Commission spokeswoman Christi Harlan said the agency's inspector general, Walter Stachnik, would conduct the internal investigation, calling it "the normal route" for such inquiries. "This is simply a look at the process and it is not a review of Judge Webster," she said.
Harlan confirmed the request for the IG investigation in the wake of a revelation that Pitt had failed to tell other commission members — in advance of last Friday's SEC vote — that Webster had headed an auditing committee of a company facing fraud charges.
A sharply divided SEC approved Webster's appointment that day. The two Democrats on the commission had supported another candidate whom they believed would advocate tough regulation of the accounting industry.
In an interview with The New York Times, Webster said he told Pitt and Robert K. Herdman, the SEC's chief accountant, days before the vote that he had headed the auditing committee for U.S. Technologies, a company facing lawsuits by investors alleging fraud.
"I told them that people are making accusations," Webster told the newspaper. "I said if this is a problem, then maybe we shouldn't go forward."
He said he was assured by Pitt that SEC staff had looked into the issue and that it would not pose a problem.
U.S. Technologies' former accounting firm, other members of the auditing committee, company executives and investors told the Times they were never contacted by anyone at the commission about Webster's appointment.
The SEC auditing oversight board was created by legislation inspired by accounting scandals that led to the financial debacle at Enron, WorldCom, Global Crossing and other large companies. It was designed to supervise and discipline the accounting industry.
Webster, a former director of the CIA and FBI and former federal judge, was selected by a 3-2 vote to head the oversight board. Pitt was Webster's leading advocate on the commission and had come under fire for playing politics with the decision.
"I am fiercely independent. I am beholden to no one," Pitt said in an emotional address to the commissioners last Friday, when he pushing Webster's selection. He said no one from the accounting profession, the Republican Party or the Bush administration had sought to influence his decision.
Democrats on the committee had backed John H Biggs, a pension fund administrator, for the job.
After the vote, Senate Banking Committee Chairman Paul Sarbanes, D-Md., had called on Pitt to resign.
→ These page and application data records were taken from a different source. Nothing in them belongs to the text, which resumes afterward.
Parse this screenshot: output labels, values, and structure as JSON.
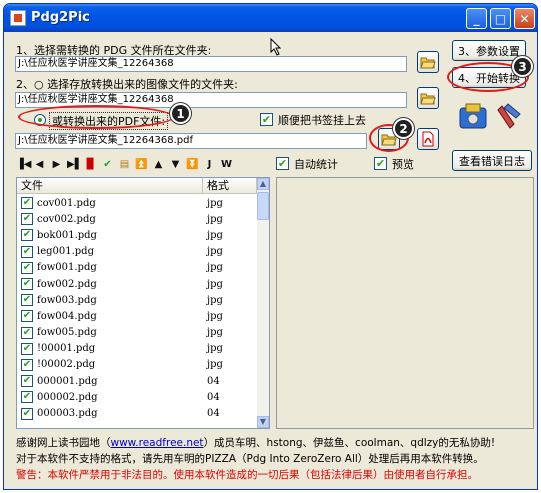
{
  "window": {
    "title": "Pdg2Pic",
    "controls": {
      "minimize": "_",
      "maximize": "□",
      "close": "✕"
    }
  },
  "step1": {
    "label": "1、选择需转换的 PDG 文件所在文件夹:",
    "path": "J:\\任应秋医学讲座文集_12264368"
  },
  "step2": {
    "label": "2、○ 选择存放转换出来的图像文件的文件夹:",
    "path": "J:\\任应秋医学讲座文集_12264368"
  },
  "pdf_option": {
    "label": "或转换出来的PDF文件:",
    "path": "J:\\任应秋医学讲座文集_12264368.pdf",
    "bookmark_label": "顺便把书签挂上去"
  },
  "buttons": {
    "params": "3、参数设置",
    "start": "4、开始转换",
    "error_log": "查看错误日志"
  },
  "options": {
    "auto_stats": "自动统计",
    "preview": "预览"
  },
  "toolbar": {
    "icons": [
      "▐◀",
      "◀",
      "▶",
      "▶▌",
      "pdf-icon",
      "✔",
      "list-icon",
      "⏫",
      "▲",
      "▼",
      "⏬",
      "J",
      "W"
    ]
  },
  "table": {
    "headers": [
      "文件",
      "格式"
    ],
    "rows": [
      {
        "name": "cov001.pdg",
        "format": "jpg"
      },
      {
        "name": "cov002.pdg",
        "format": "jpg"
      },
      {
        "name": "bok001.pdg",
        "format": "jpg"
      },
      {
        "name": "leg001.pdg",
        "format": "jpg"
      },
      {
        "name": "fow001.pdg",
        "format": "jpg"
      },
      {
        "name": "fow002.pdg",
        "format": "jpg"
      },
      {
        "name": "fow003.pdg",
        "format": "jpg"
      },
      {
        "name": "fow004.pdg",
        "format": "jpg"
      },
      {
        "name": "fow005.pdg",
        "format": "jpg"
      },
      {
        "name": "!00001.pdg",
        "format": "jpg"
      },
      {
        "name": "!00002.pdg",
        "format": "jpg"
      },
      {
        "name": "000001.pdg",
        "format": "04"
      },
      {
        "name": "000002.pdg",
        "format": "04"
      },
      {
        "name": "000003.pdg",
        "format": "04"
      }
    ]
  },
  "annotations": [
    "1",
    "2",
    "3"
  ],
  "footer": {
    "line1_a": "感谢网上读书园地（",
    "line1_link": "www.readfree.net",
    "line1_b": "）成员车明、hstong、伊兹鱼、coolman、qdlzy的无私协助!",
    "line2": "对于本软件不支持的格式，请先用车明的PIZZA（Pdg Into ZeroZero All）处理后再用本软件转换。",
    "line3": "警告：本软件严禁用于非法目的。使用本软件造成的一切后果（包括法律后果）由使用者自行承担。"
  },
  "colors": {
    "accent_red": "#e31a1a",
    "titlebar_blue": "#0054e3",
    "window_bg": "#ece9d8"
  }
}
Pitt has come under fire for his ties to the accounting industry at a time that the SEC has been heavily involved in the investigation of large-scale accounting fraud at big corporations. Before joining the commission, he represented Wall Street's big players and all Big Five accounting firms as a private security lawyer.
The White House has remained steadfast in its support of Pitt.